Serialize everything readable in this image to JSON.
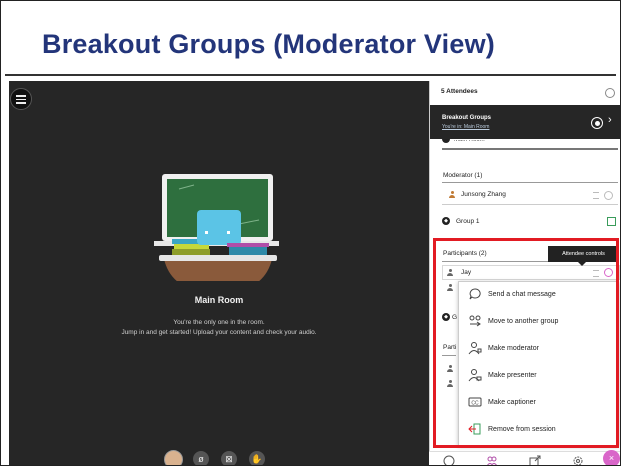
{
  "slide": {
    "title": "Breakout Groups (Moderator View)"
  },
  "stage": {
    "room_title": "Main Room",
    "message_line1": "You're the only one in the room.",
    "message_line2": "Jump in and get started! Upload your content and check your audio."
  },
  "panel": {
    "attendees_header": "5 Attendees",
    "breakout_title": "Breakout Groups",
    "breakout_subtitle": "You're in: Main Room",
    "partial_row": "Main Room",
    "moderator_label": "Moderator (1)",
    "moderator_name": "Junsong Zhang",
    "group1_label": "Group 1",
    "participants_label": "Participants (2)",
    "participant_name": "Jay",
    "group_partial": "G",
    "participants_partial": "Parti",
    "tooltip": "Attendee controls"
  },
  "menu": {
    "items": [
      {
        "label": "Send a chat message",
        "icon": "chat-bubble-icon"
      },
      {
        "label": "Move to another group",
        "icon": "move-group-icon"
      },
      {
        "label": "Make moderator",
        "icon": "moderator-icon"
      },
      {
        "label": "Make presenter",
        "icon": "presenter-icon"
      },
      {
        "label": "Make captioner",
        "icon": "cc-icon"
      },
      {
        "label": "Remove from session",
        "icon": "remove-icon"
      }
    ]
  },
  "colors": {
    "title": "#23357a",
    "highlight": "#e21b23",
    "stage_bg": "#262626",
    "accent_pink": "#d966c9"
  }
}
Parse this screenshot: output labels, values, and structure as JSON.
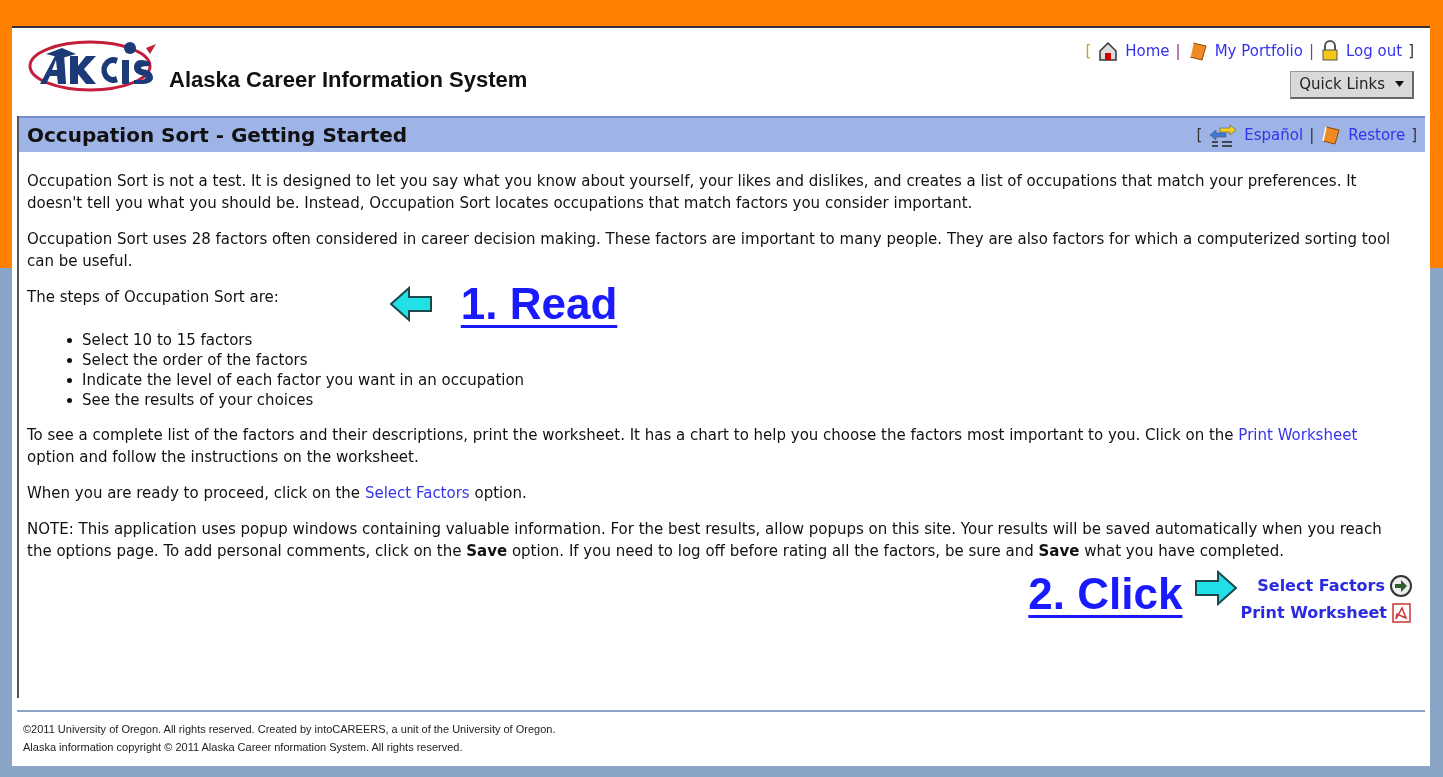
{
  "header": {
    "site_title": "Alaska Career Information System",
    "top_links": [
      {
        "kind": "home",
        "label": "Home"
      },
      {
        "kind": "portfolio",
        "label": "My Portfolio"
      },
      {
        "kind": "logout",
        "label": "Log out"
      }
    ],
    "bracket_open": "[",
    "bracket_close": "]",
    "separator": "|",
    "quick_links": "Quick Links"
  },
  "title_bar": {
    "title": "Occupation Sort - Getting Started",
    "links": [
      {
        "kind": "language",
        "label": "Español"
      },
      {
        "kind": "restore",
        "label": "Restore"
      }
    ]
  },
  "intro": [
    "Occupation Sort is not a test. It is designed to let you say what you know about yourself, your likes and dislikes, and creates a list of occupations that match your preferences. It doesn't tell you what you should be. Instead, Occupation Sort locates occupations that match factors you consider important.",
    "Occupation Sort uses 28 factors often considered in career decision making. These factors are important to many people. They are also factors for which a computerized sorting tool can be useful."
  ],
  "steps_heading": "The steps of Occupation Sort are:",
  "read_annotation": "1. Read",
  "steps": [
    "Select 10 to 15 factors",
    "Select the order of the factors",
    "Indicate the level of each factor you want in an occupation",
    "See the results of your choices"
  ],
  "worksheet_paragraph": {
    "before": "To see a complete list of the factors and their descriptions, print the worksheet. It has a chart to help you choose the factors most important to you. Click on the",
    "link": "Print Worksheet",
    "after": "option and follow the instructions on the worksheet."
  },
  "proceed_paragraph": {
    "before": "When you are ready to proceed, click on the",
    "link": "Select Factors",
    "after": "option."
  },
  "note": "NOTE: This application uses popup windows containing valuable information. For the best results, allow popups on this site. Your results will be saved automatically when you reach the options page. To add personal comments, click on the **Save** option. If you need to log off before rating all the factors, be sure and **Save** what you have completed.",
  "click_annotation": "2. Click",
  "actions": [
    {
      "kind": "next",
      "label": "Select Factors"
    },
    {
      "kind": "pdf",
      "label": "Print Worksheet"
    }
  ],
  "footer": [
    "©2011 University of Oregon. All rights reserved. Created by intoCAREERS, a unit of the University of Oregon.",
    "Alaska information copyright © 2011 Alaska Career nformation System. All rights reserved."
  ]
}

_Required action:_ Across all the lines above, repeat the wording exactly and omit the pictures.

_Output below:_
Serialize everything readable in this image to JSON.
{
  "slide": {
    "title": "Breakout Groups (Moderator View)"
  },
  "stage": {
    "room_title": "Main Room",
    "message_line1": "You're the only one in the room.",
    "message_line2": "Jump in and get started! Upload your content and check your audio."
  },
  "panel": {
    "attendees_header": "5 Attendees",
    "breakout_title": "Breakout Groups",
    "breakout_subtitle": "You're in: Main Room",
    "partial_row": "Main Room",
    "moderator_label": "Moderator (1)",
    "moderator_name": "Junsong Zhang",
    "group1_label": "Group 1",
    "participants_label": "Participants (2)",
    "participant_name": "Jay",
    "group_partial": "G",
    "participants_partial": "Parti",
    "tooltip": "Attendee controls"
  },
  "menu": {
    "items": [
      {
        "label": "Send a chat message",
        "icon": "chat-bubble-icon"
      },
      {
        "label": "Move to another group",
        "icon": "move-group-icon"
      },
      {
        "label": "Make moderator",
        "icon": "moderator-icon"
      },
      {
        "label": "Make presenter",
        "icon": "presenter-icon"
      },
      {
        "label": "Make captioner",
        "icon": "cc-icon"
      },
      {
        "label": "Remove from session",
        "icon": "remove-icon"
      }
    ]
  },
  "colors": {
    "title": "#23357a",
    "highlight": "#e21b23",
    "stage_bg": "#262626",
    "accent_pink": "#d966c9"
  }
}
Parse this screenshot: output labels, values, and structure as JSON.
{
  "header": {
    "site_title": "Alaska Career Information System",
    "top_links": [
      {
        "kind": "home",
        "label": "Home"
      },
      {
        "kind": "portfolio",
        "label": "My Portfolio"
      },
      {
        "kind": "logout",
        "label": "Log out"
      }
    ],
    "bracket_open": "[",
    "bracket_close": "]",
    "separator": "|",
    "quick_links": "Quick Links"
  },
  "title_bar": {
    "title": "Occupation Sort - Getting Started",
    "links": [
      {
        "kind": "language",
        "label": "Español"
      },
      {
        "kind": "restore",
        "label": "Restore"
      }
    ]
  },
  "intro": [
    "Occupation Sort is not a test. It is designed to let you say what you know about yourself, your likes and dislikes, and creates a list of occupations that match your preferences. It doesn't tell you what you should be. Instead, Occupation Sort locates occupations that match factors you consider important.",
    "Occupation Sort uses 28 factors often considered in career decision making. These factors are important to many people. They are also factors for which a computerized sorting tool can be useful."
  ],
  "steps_heading": "The steps of Occupation Sort are:",
  "read_annotation": "1. Read",
  "steps": [
    "Select 10 to 15 factors",
    "Select the order of the factors",
    "Indicate the level of each factor you want in an occupation",
    "See the results of your choices"
  ],
  "worksheet_paragraph": {
    "before": "To see a complete list of the factors and their descriptions, print the worksheet. It has a chart to help you choose the factors most important to you. Click on the",
    "link": "Print Worksheet",
    "after": "option and follow the instructions on the worksheet."
  },
  "proceed_paragraph": {
    "before": "When you are ready to proceed, click on the",
    "link": "Select Factors",
    "after": "option."
  },
  "note": "NOTE: This application uses popup windows containing valuable information. For the best results, allow popups on this site. Your results will be saved automatically when you reach the options page. To add personal comments, click on the **Save** option. If you need to log off before rating all the factors, be sure and **Save** what you have completed.",
  "click_annotation": "2. Click",
  "actions": [
    {
      "kind": "next",
      "label": "Select Factors"
    },
    {
      "kind": "pdf",
      "label": "Print Worksheet"
    }
  ],
  "footer": [
    "©2011 University of Oregon. All rights reserved. Created by intoCAREERS, a unit of the University of Oregon.",
    "Alaska information copyright © 2011 Alaska Career nformation System. All rights reserved."
  ]
}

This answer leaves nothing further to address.